Segment Start: Dataset excerpts

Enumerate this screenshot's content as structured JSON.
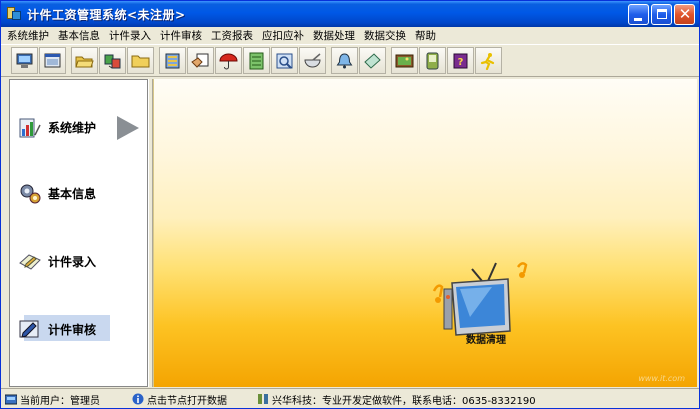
{
  "window": {
    "title": "计件工资管理系统<未注册>"
  },
  "menu": {
    "items": [
      "系统维护",
      "基本信息",
      "计件录入",
      "计件审核",
      "工资报表",
      "应扣应补",
      "数据处理",
      "数据交换",
      "帮助"
    ]
  },
  "toolbar": {
    "buttons": [
      "monitor-icon",
      "window-icon",
      "folder-open-icon",
      "transfer-icon",
      "folder-icon",
      "database-icon",
      "hand-note-icon",
      "umbrella-icon",
      "notebook-icon",
      "report-icon",
      "bowl-icon",
      "bell-icon",
      "paper-icon",
      "picture-icon",
      "pda-icon",
      "help-book-icon",
      "exit-runner-icon"
    ]
  },
  "nav": {
    "items": [
      {
        "label": "系统维护",
        "icon": "building-chart-icon"
      },
      {
        "label": "基本信息",
        "icon": "gears-icon"
      },
      {
        "label": "计件录入",
        "icon": "pencil-paper-icon"
      },
      {
        "label": "计件审核",
        "icon": "edit-check-icon"
      }
    ]
  },
  "main": {
    "tv_label": "数据清理",
    "watermark": "www.it.com"
  },
  "status": {
    "user": "当前用户：管理员",
    "hint": "点击节点打开数据",
    "company": "兴华科技：专业开发定做软件，联系电话：0635-8332190"
  },
  "colors": {
    "titlebar": "#0058e6",
    "content_top": "#fffdf6",
    "content_bottom": "#f4a401"
  }
}
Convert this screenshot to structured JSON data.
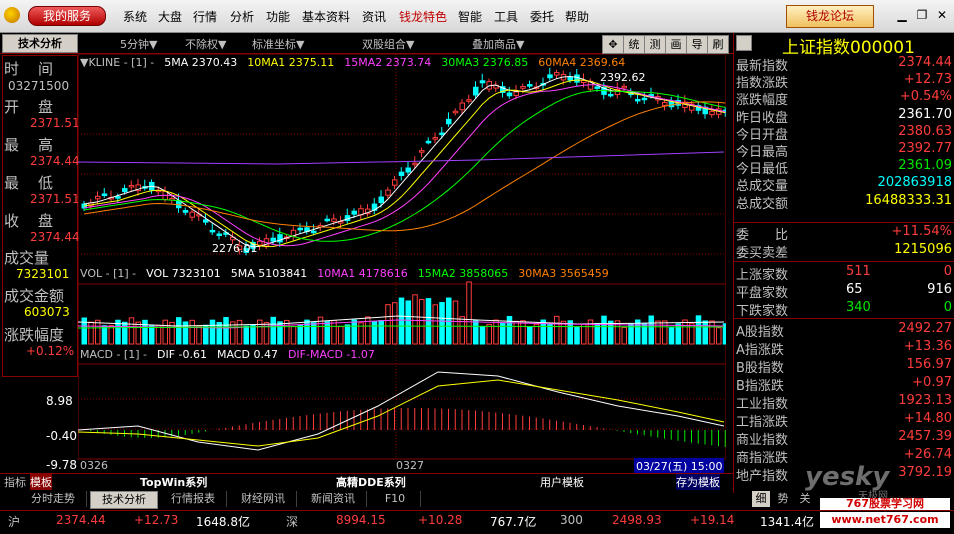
{
  "menu": {
    "service_label": "我的服务",
    "items": [
      "系统",
      "大盘",
      "行情",
      "分析",
      "功能",
      "基本资料",
      "资讯",
      "钱龙特色",
      "智能",
      "工具",
      "委托",
      "帮助"
    ],
    "forum_label": "钱龙论坛"
  },
  "toolbar": {
    "tab_label": "技术分析",
    "period": "5分钟▼",
    "rights": "不除权▼",
    "coord": "标准坐标▼",
    "combo": "双股组合▼",
    "overlay": "叠加商品▼",
    "icons": [
      "✥",
      "统",
      "测",
      "画",
      "导",
      "刷"
    ]
  },
  "left_panel": {
    "time_label": "时　间",
    "time_value": "03271500",
    "open_label": "开　盘",
    "open_value": "2371.51",
    "high_label": "最　高",
    "high_value": "2374.44",
    "low_label": "最　低",
    "low_value": "2371.51",
    "close_label": "收　盘",
    "close_value": "2374.44",
    "volume_label": "成交量",
    "volume_value": "7323101",
    "amount_label": "成交金额",
    "amount_value": "603073",
    "change_label": "涨跌幅度",
    "change_value": "+0.12%"
  },
  "kline": {
    "header_name": "▼KLINE - [1] -",
    "ma": [
      {
        "label": "5MA 2370.43",
        "color": "#ffffff"
      },
      {
        "label": "10MA1 2375.11",
        "color": "#ffff00"
      },
      {
        "label": "15MA2 2373.74",
        "color": "#ff40ff"
      },
      {
        "label": "30MA3 2376.85",
        "color": "#00ff00"
      },
      {
        "label": "60MA4 2369.64",
        "color": "#ff8000"
      }
    ],
    "high_mark": "2392.62",
    "low_mark": "2276.01"
  },
  "volume": {
    "header_name": "VOL - [1] -",
    "items": [
      {
        "label": "VOL 7323101",
        "color": "#ffffff"
      },
      {
        "label": "5MA 5103841",
        "color": "#ffffff"
      },
      {
        "label": "10MA1 4178616",
        "color": "#ff40ff"
      },
      {
        "label": "15MA2 3858065",
        "color": "#00ff00"
      },
      {
        "label": "30MA3 3565459",
        "color": "#ff8000"
      }
    ]
  },
  "macd": {
    "header_name": "MACD - [1] -",
    "items": [
      {
        "label": "DIF -0.61",
        "color": "#ffffff"
      },
      {
        "label": "MACD 0.47",
        "color": "#ffffff"
      },
      {
        "label": "DIF-MACD -1.07",
        "color": "#ff40ff"
      }
    ],
    "axis": [
      "8.98",
      "-0.40",
      "-9.78"
    ]
  },
  "xaxis": {
    "labels": [
      "0326",
      "0327"
    ],
    "cursor_time": "03/27(五) 15:00"
  },
  "right_panel": {
    "title": "上证指数000001",
    "quote": [
      {
        "k": "最新指数",
        "v": "2374.44",
        "c": "red"
      },
      {
        "k": "指数涨跌",
        "v": "+12.73",
        "c": "red"
      },
      {
        "k": "涨跌幅度",
        "v": "+0.54%",
        "c": "red"
      },
      {
        "k": "昨日收盘",
        "v": "2361.70",
        "c": "wht"
      },
      {
        "k": "今日开盘",
        "v": "2380.63",
        "c": "red"
      },
      {
        "k": "今日最高",
        "v": "2392.77",
        "c": "red"
      },
      {
        "k": "今日最低",
        "v": "2361.09",
        "c": "grn"
      },
      {
        "k": "总成交量",
        "v": "202863918",
        "c": "cyn"
      },
      {
        "k": "总成交额",
        "v": "16488333.31",
        "c": "yel"
      }
    ],
    "ratio": [
      {
        "k": "委　　比",
        "v": "+11.54%",
        "c": "red"
      },
      {
        "k": "委买卖差",
        "v": "1215096",
        "c": "yel"
      }
    ],
    "breadth": [
      {
        "k": "上涨家数",
        "a": "511",
        "b": "0",
        "c": "red"
      },
      {
        "k": "平盘家数",
        "a": "65",
        "b": "916",
        "c": "wht"
      },
      {
        "k": "下跌家数",
        "a": "340",
        "b": "0",
        "c": "grn"
      }
    ],
    "sectors": [
      {
        "k": "A股指数",
        "v": "2492.27",
        "c": "red"
      },
      {
        "k": "A指涨跌",
        "v": "+13.36",
        "c": "red"
      },
      {
        "k": "B股指数",
        "v": "156.97",
        "c": "red"
      },
      {
        "k": "B指涨跌",
        "v": "+0.97",
        "c": "red"
      },
      {
        "k": "工业指数",
        "v": "1923.13",
        "c": "red"
      },
      {
        "k": "工指涨跌",
        "v": "+14.80",
        "c": "red"
      },
      {
        "k": "商业指数",
        "v": "2457.39",
        "c": "red"
      },
      {
        "k": "商指涨跌",
        "v": "+26.74",
        "c": "red"
      },
      {
        "k": "地产指数",
        "v": "3792.19",
        "c": "red"
      }
    ],
    "bottom_tabs": [
      "细",
      "势",
      "关"
    ]
  },
  "subtabs": {
    "indicator": "指标",
    "template": "模板",
    "items": [
      "TopWin系列",
      "高精DDE系列",
      "用户模板",
      "存为模板"
    ]
  },
  "tabs": [
    "分时走势",
    "技术分析",
    "行情报表",
    "财经网讯",
    "新闻资讯",
    "F10"
  ],
  "status": [
    {
      "name": "沪",
      "price": "2374.44",
      "chg": "+12.73",
      "amt": "1648.8亿"
    },
    {
      "name": "深",
      "price": "8994.15",
      "chg": "+10.28",
      "amt": "767.7亿"
    },
    {
      "name": "300",
      "price": "2498.93",
      "chg": "+19.14",
      "amt": "1341.4亿"
    }
  ],
  "watermark": {
    "brand": "yesky",
    "sub": "天极网",
    "site": "767股票学习网",
    "url": "www.net767.com"
  }
}
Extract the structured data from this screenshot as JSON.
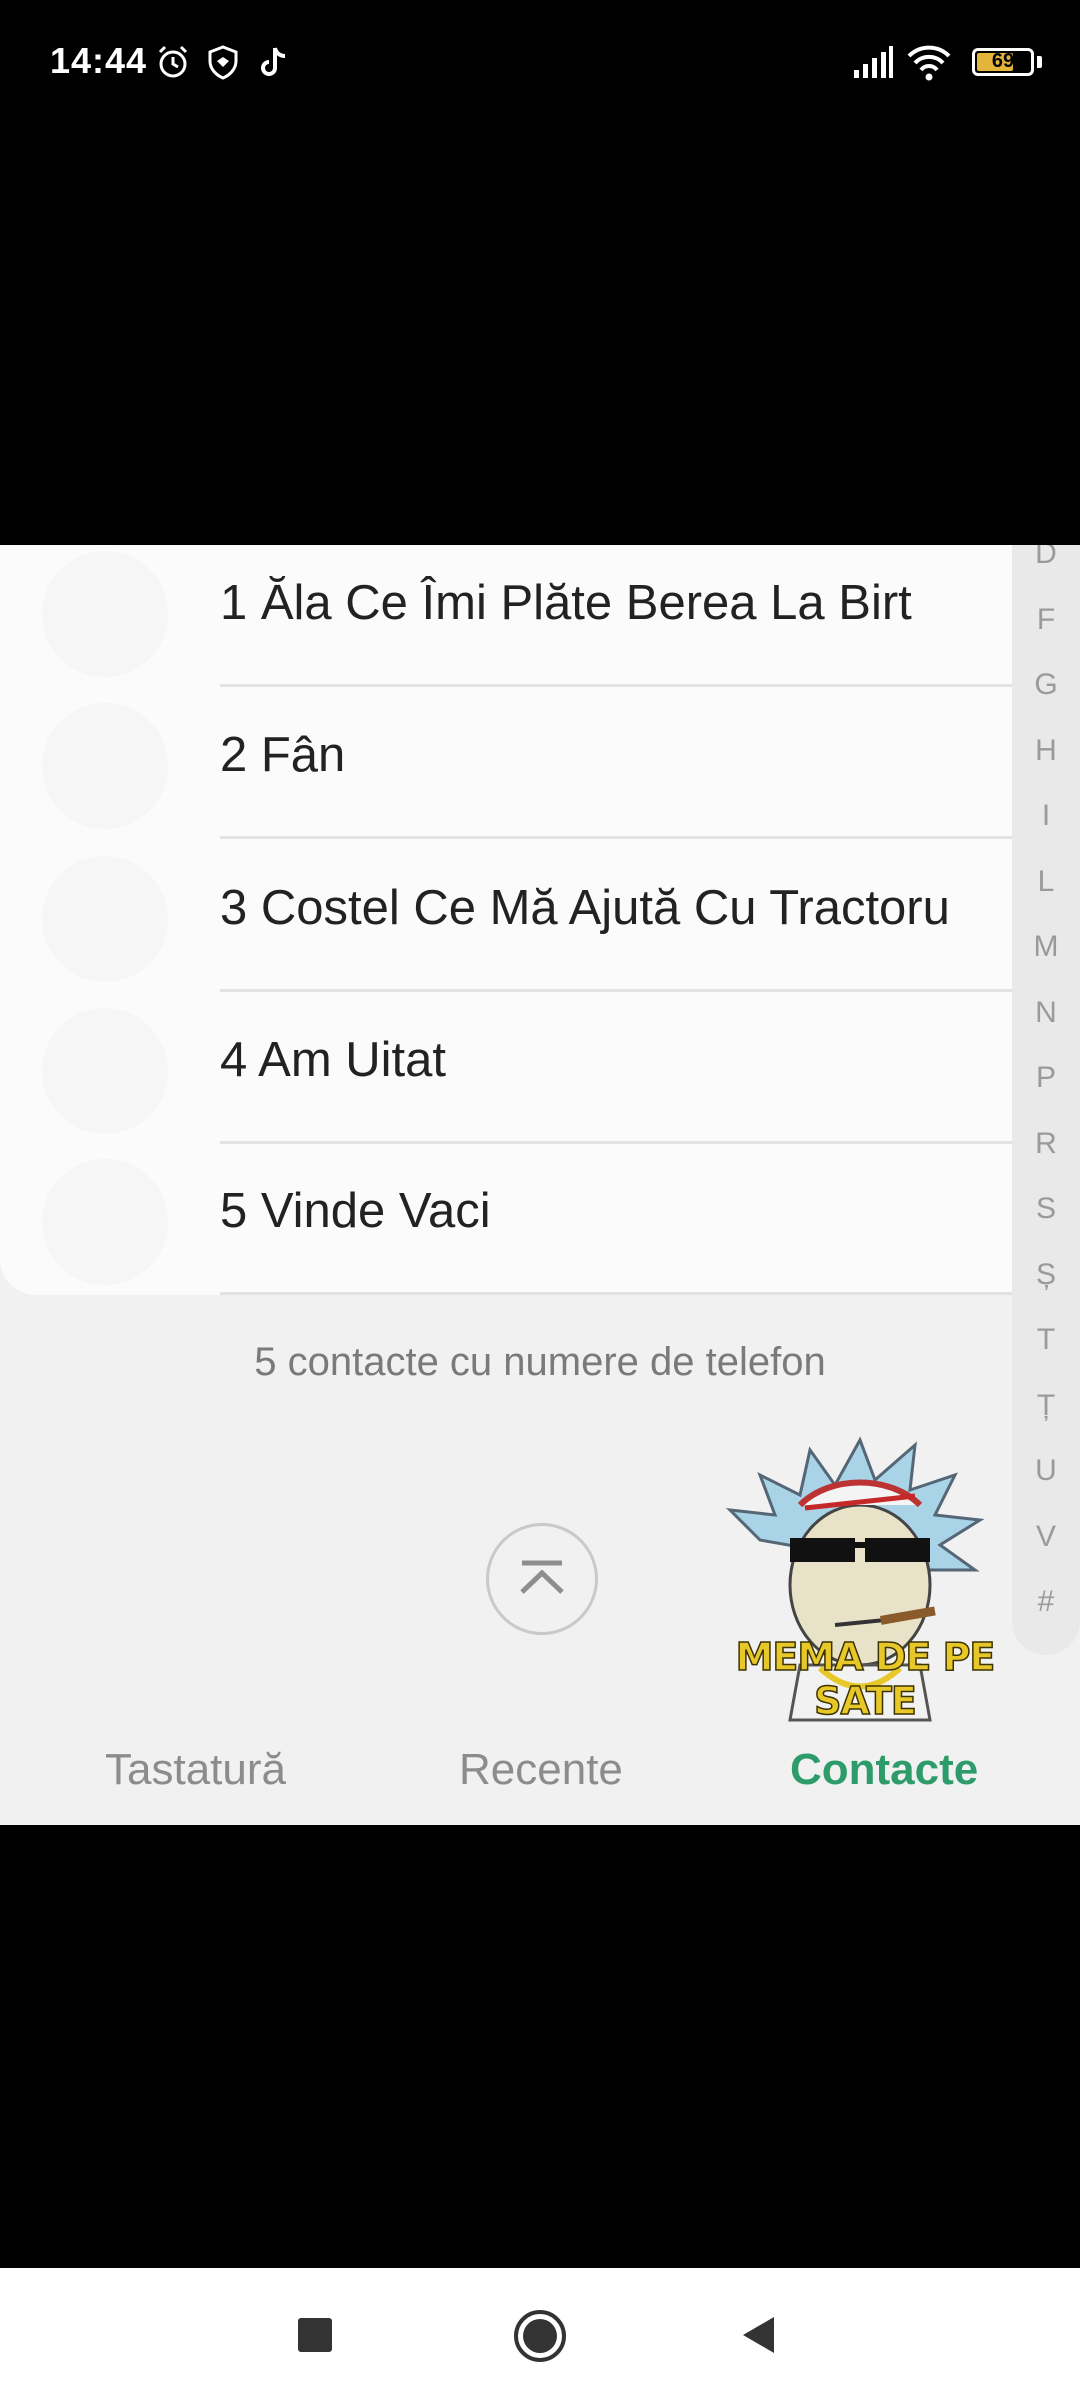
{
  "status_bar": {
    "time": "14:44",
    "battery_percent": 69,
    "battery_label": "69",
    "left_icons": [
      "alarm-icon",
      "shield-icon",
      "tiktok-icon"
    ],
    "right_icons": [
      "signal-icon",
      "wifi-icon",
      "battery-icon"
    ]
  },
  "contacts": {
    "items": [
      {
        "label": "1 Ăla Ce Îmi Plăte Berea La Birt"
      },
      {
        "label": "2 Fân"
      },
      {
        "label": "3 Costel Ce Mă Ajută Cu Tractoru"
      },
      {
        "label": "4 Am Uitat"
      },
      {
        "label": "5 Vinde Vaci"
      }
    ],
    "count_text": "5 contacte cu numere de telefon"
  },
  "index_letters": [
    "D",
    "F",
    "G",
    "H",
    "I",
    "L",
    "M",
    "N",
    "P",
    "R",
    "S",
    "Ș",
    "T",
    "Ț",
    "U",
    "V",
    "#"
  ],
  "watermark": {
    "text": "MEMA DE PE SATE"
  },
  "tabs": [
    {
      "label": "Tastatură",
      "active": false
    },
    {
      "label": "Recente",
      "active": false
    },
    {
      "label": "Contacte",
      "active": true
    }
  ],
  "colors": {
    "accent": "#2e9c6a",
    "battery": "#e5b43a"
  }
}
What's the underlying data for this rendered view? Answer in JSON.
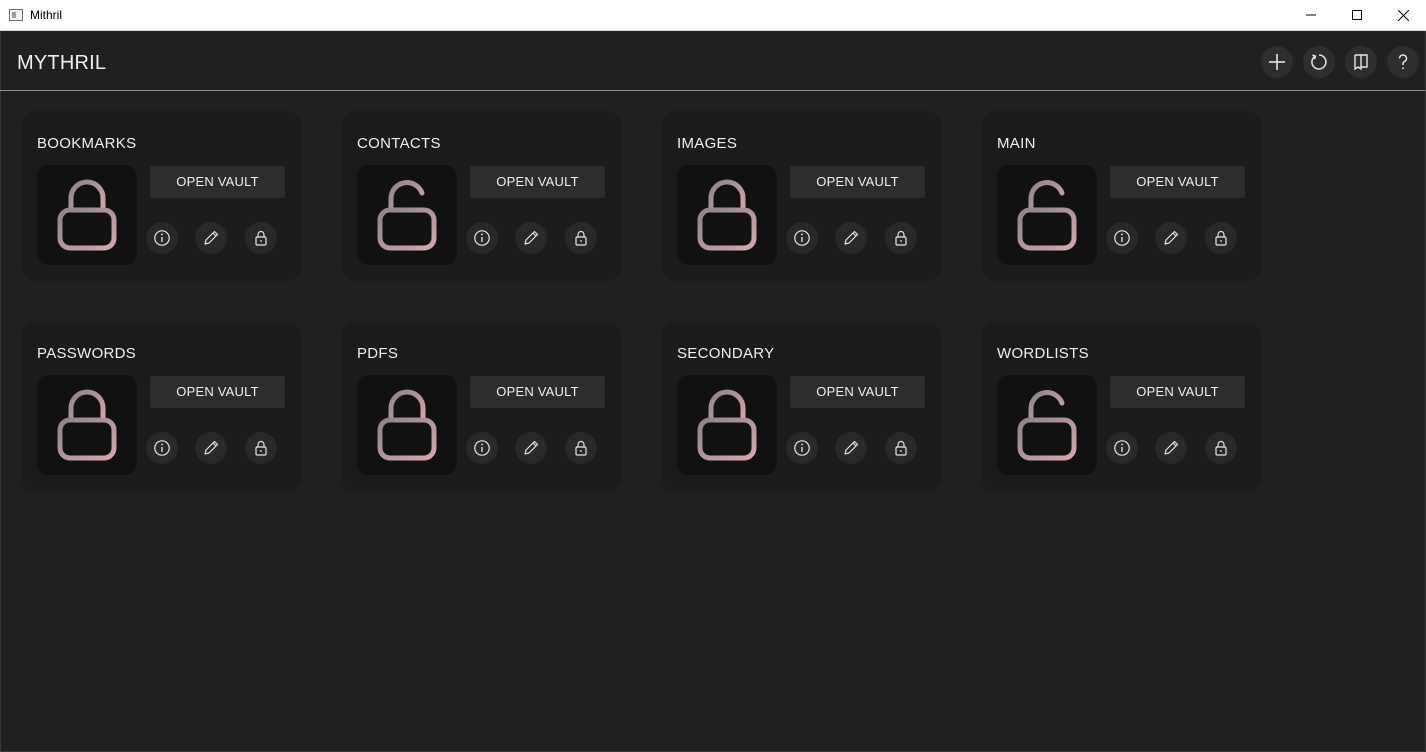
{
  "window": {
    "title": "Mithril"
  },
  "header": {
    "title": "MYTHRIL",
    "buttons": [
      {
        "icon": "plus-icon"
      },
      {
        "icon": "refresh-icon"
      },
      {
        "icon": "bookmark-icon"
      },
      {
        "icon": "help-icon"
      }
    ]
  },
  "colors": {
    "background": "#202020",
    "card": "#1b1b1b",
    "lock_gradient_start": "#8e8489",
    "lock_gradient_end": "#d6a6ad"
  },
  "vaults": [
    {
      "name": "BOOKMARKS",
      "open_label": "OPEN VAULT",
      "locked": true
    },
    {
      "name": "CONTACTS",
      "open_label": "OPEN VAULT",
      "locked": false
    },
    {
      "name": "IMAGES",
      "open_label": "OPEN VAULT",
      "locked": true
    },
    {
      "name": "MAIN",
      "open_label": "OPEN VAULT",
      "locked": false
    },
    {
      "name": "PASSWORDS",
      "open_label": "OPEN VAULT",
      "locked": true
    },
    {
      "name": "PDFS",
      "open_label": "OPEN VAULT",
      "locked": true
    },
    {
      "name": "SECONDARY",
      "open_label": "OPEN VAULT",
      "locked": true
    },
    {
      "name": "WORDLISTS",
      "open_label": "OPEN VAULT",
      "locked": false
    }
  ]
}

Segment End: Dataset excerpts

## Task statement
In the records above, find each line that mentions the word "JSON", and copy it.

## Result
Enumerate this screenshot's content as structured JSON.
Convert this screenshot to structured JSON data.
Extract the structured data from this screenshot as JSON.
What's the underlying data for this rendered view? Answer in JSON.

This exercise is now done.